“Whether it’s mental fatigue, whatever it is. We made some mistakes tonight like, from the goals you look at, we weren’t even in the position that we’re normally in. So we were totally out of whack, as far as even defending. When you give that first goal that much room in the middle of the ice, your D’s go on the wrong side, your weak-side forward is way on the other side, and you open up the slot area, that’s something I haven’t seen much of this year. I think it said a lot from our game tonight.”

The compacted schedule certainly could be a factor for a Bruins team that’s played more games than anybody else in the Eastern Conference to this point, but the B’s also had 48 hours to recharge after winning a Saturday matinee over the Flyers. So the fatigue excuse seems a little far-fetched for a hockey club that’s no-showed a few too many times this season, and did it again on Monday afternoon against one of the worst teams in the NHL. 

Off day for Tuukka Rask plays into rough loss for the Bruins

Off day for Tuukka Rask plays into rough loss for the Bruins

BOSTON – Many times this season Tuukka Rask has bailed out the Bruins when the team was at less than their best.

Monday afternoon was not one of those times as the Bruins goaltender was knocked out of the game after two periods on the way to a listless 4-0 shutout loss to the New York Islanders. Rask allowed three goals on 15 shots in the game’s opening 40 minutes, and was responsible for a very soft goal during the Isles’ three-score barrage in the second period.

After the game Rask wasn’t ducking responsibility for the subpar performance, and admitted he was simply beaten to the short side post on a bad angle shot from Islanders forward Josh Bailey for the soft-serve special.
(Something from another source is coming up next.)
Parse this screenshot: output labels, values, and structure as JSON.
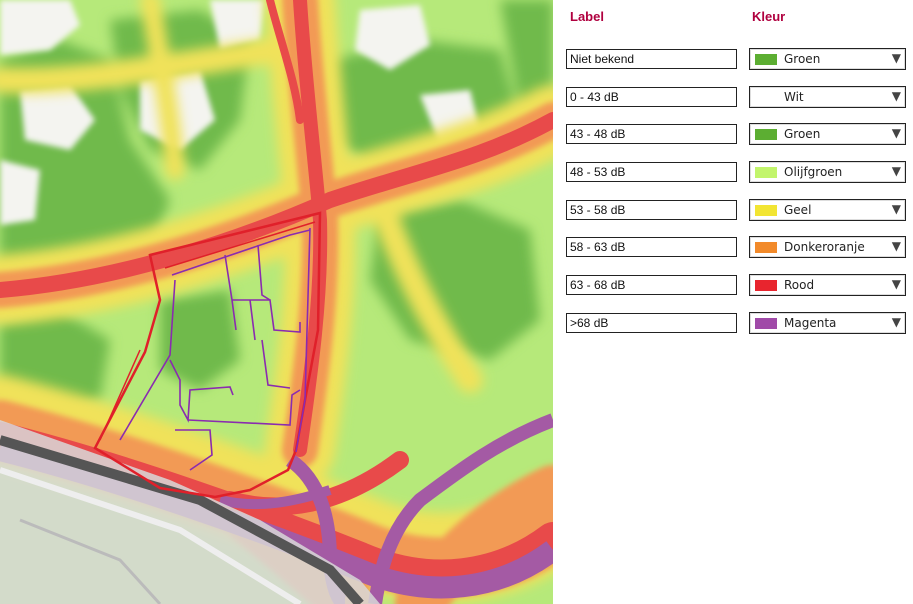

“I was just late. I picked the wrong seal. It’s one of those [goals] that I should have stopped,” said Rask. “Claude [Julien] mentioned [not taking the Isles lightly] before the game, and the last game we played here they got us. It was a bit of a flat game again last time, and we just woke up too late today. We didn’t want to underestimate them. Any team in this league is good even though the standings might show otherwise. We just never got it going.”

Rask was being kind because the Bruins never actually woke up at all in the first B's shutout loss to the Islanders on home ice in franchise history, and that includes when the Finnish netminder was yanked after the second intermission.

Julien’s act of pulling Rask from a 3-0 game was clearly designed to spark the struggling hockey club, but it did nothing to breathe life into a dead hockey club that simply allowed another goal playing out the string in the third period.

“There are two things that can happen. No. 1, you hope you can spark your team because of the performance in front of him,” said Julien. “If it doesn’t spark your team, [at least] you’re not wasting your number one goaltender’s energy.”

One would expect that Rask will be back between the pipes on Wednesday night against the Red Wings in Detroit, and in hindsight perhaps this Monday matinee might have been a good time to see what Zane McIntyre has to offer as the backup. Instead it will go down as an “off” game for Rask and another inexcusable no-show on home ice for the Black and Gold.